WASHINGTON Pollution experts have "serious scientific concerns" that newly unveiled U.S. air quality standards may pose risks to human health and welfare, according to a letter made public Tuesday.
The experts, all charter members of a key advisory panel to the U.S. Environmental Protection Agency, questioned the agency's decision to keep annual standards for fine soot particles at the same level they have been since 1997.
The panel's scientists, along with a broad range of environmental and health groups, had sought to lower the amount of soot permissible, citing research that showed health risks from even small amounts over the course of a year.
"There is clear and convincing evidence that significant adverse human-health effects occur in response to short-term and chronic particulate matter exposures at or below 15 micrograms per cubic meter (of air), the level of the current annual ... standard," the experts wrote in a Sept. 29 letter to EPA Administrator Stephen Johnson.
Johnson announced the decision to leave this standard unchanged on Sept. 21, saying it offered "cleaner air to all Americans," and would reduce premature deaths, heart attacks and hospital stays for people with heart and lung disease and bring health benefits valued at between $20 billion and $160 billion a year.
While Johnson agreed with the advisory panel to strengthen daily air quality standards by nearly 50 percent, he did not follow their recommendation to reduce the annual standard to 13 or 14 micrograms per cubic meter of air.
Rogene Henderson of the Lovelace Respiratory Research Institute, who chairs EPA's Clean Air Scientific Advisory Committee and who signed the letter along with six other panel members, said the key concern was for health and welfare.
"The main thing is to protect the public health," Henderson said in a telephone interview from Albuquerque, New Mexico.
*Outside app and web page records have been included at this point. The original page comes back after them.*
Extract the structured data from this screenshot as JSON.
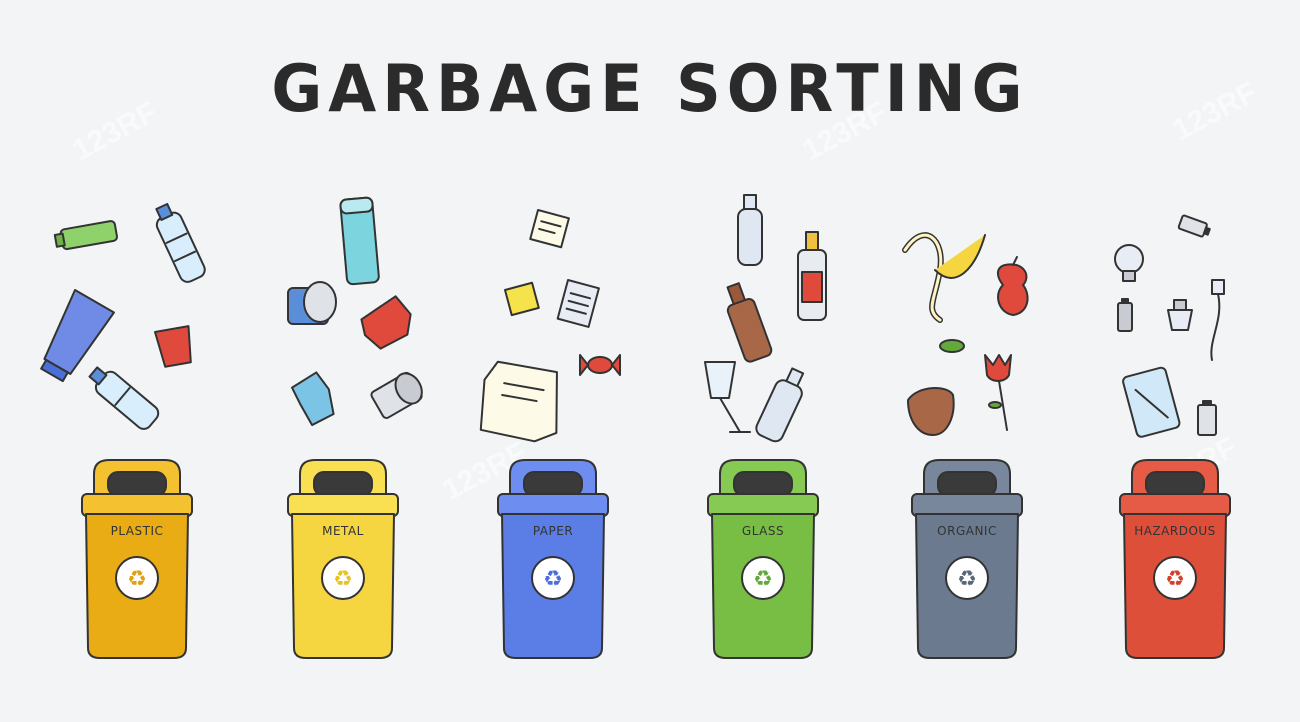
{
  "title": "GARBAGE SORTING",
  "watermark": "123RF",
  "bins": [
    {
      "label": "PLASTIC",
      "color": "#e9ac14",
      "lid": "#f4c230",
      "icon": "#e0a010"
    },
    {
      "label": "METAL",
      "color": "#f5d641",
      "lid": "#f9df52",
      "icon": "#e6c327"
    },
    {
      "label": "PAPER",
      "color": "#5b7ee6",
      "lid": "#6e8df0",
      "icon": "#4a6fd8"
    },
    {
      "label": "GLASS",
      "color": "#78be44",
      "lid": "#86c953",
      "icon": "#62a83a"
    },
    {
      "label": "ORGANIC",
      "color": "#6b7a8f",
      "lid": "#78879b",
      "icon": "#5a6778"
    },
    {
      "label": "HAZARDOUS",
      "color": "#de4f3a",
      "lid": "#e55b45",
      "icon": "#d3402b"
    }
  ],
  "icons": [
    "recycle-icon",
    "bottle-icon",
    "can-icon",
    "paper-icon",
    "banana-icon",
    "battery-icon",
    "bulb-icon"
  ]
}
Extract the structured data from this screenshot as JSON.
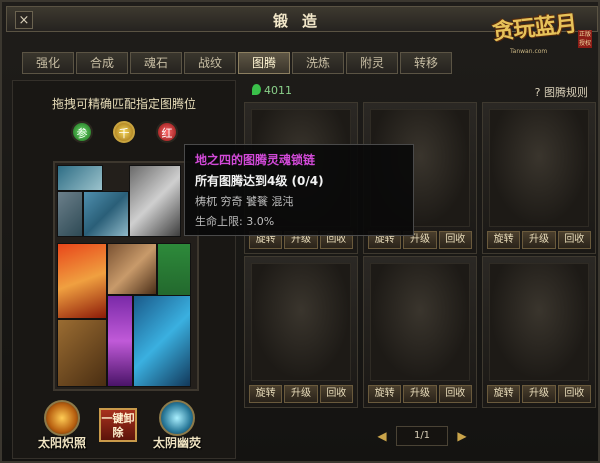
{
  "window": {
    "title": "锻造",
    "close_glyph": "×"
  },
  "logo": {
    "main": "贪玩蓝月",
    "sub": "Tanwan.com",
    "stamp": "正版授权"
  },
  "tabs": [
    "强化",
    "合成",
    "魂石",
    "战纹",
    "图腾",
    "洗炼",
    "附灵",
    "转移"
  ],
  "active_tab": "图腾",
  "left": {
    "instruction": "拖拽可精确匹配指定图腾位",
    "gems": [
      "参",
      "千",
      "红"
    ],
    "skills": {
      "sun": "太阳炽照",
      "moon": "太阴幽荧"
    },
    "remove_button": "一键卸除"
  },
  "right": {
    "energy": "4011",
    "rules": "? 图腾规则",
    "slot_buttons": [
      "旋转",
      "升级",
      "回收"
    ],
    "page": "1/1",
    "prev_glyph": "◀",
    "next_glyph": "▶"
  },
  "tooltip": {
    "title": "地之四的图腾灵魂锁链",
    "requirement": "所有图腾达到4级 (0/4)",
    "names": "梼杌 穷奇 饕餮 混沌",
    "bonus": "生命上限:  3.0%"
  }
}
The unchanged annual standards do not provide a margin of safety, as stipulated by the U.S. Clean Air Act.
EPA spokeswoman Jennifer Wood, in an e-mail response to questions about the scientists' letter, said, "Where the science was clear, EPA took clear action."
"Administrator Johnson fully considered the science, (the panel's) advice about the science and more than 120,000 public comments in making his policy decisions about the appropriate levels of the particle pollution standards," Wood said.
However, Henderson and others have noted that 20 of the 22 members of the full advisory committee advised more stringent annual standards. The two who advised against tightening the standards were a former longtime employee of General Motors and the former president of the Chemical Industry Institute of Toxicology, funded by chemical companies.
"I think they did present the industry viewpoint," Henderson said of these two members. "They would say they based it on science."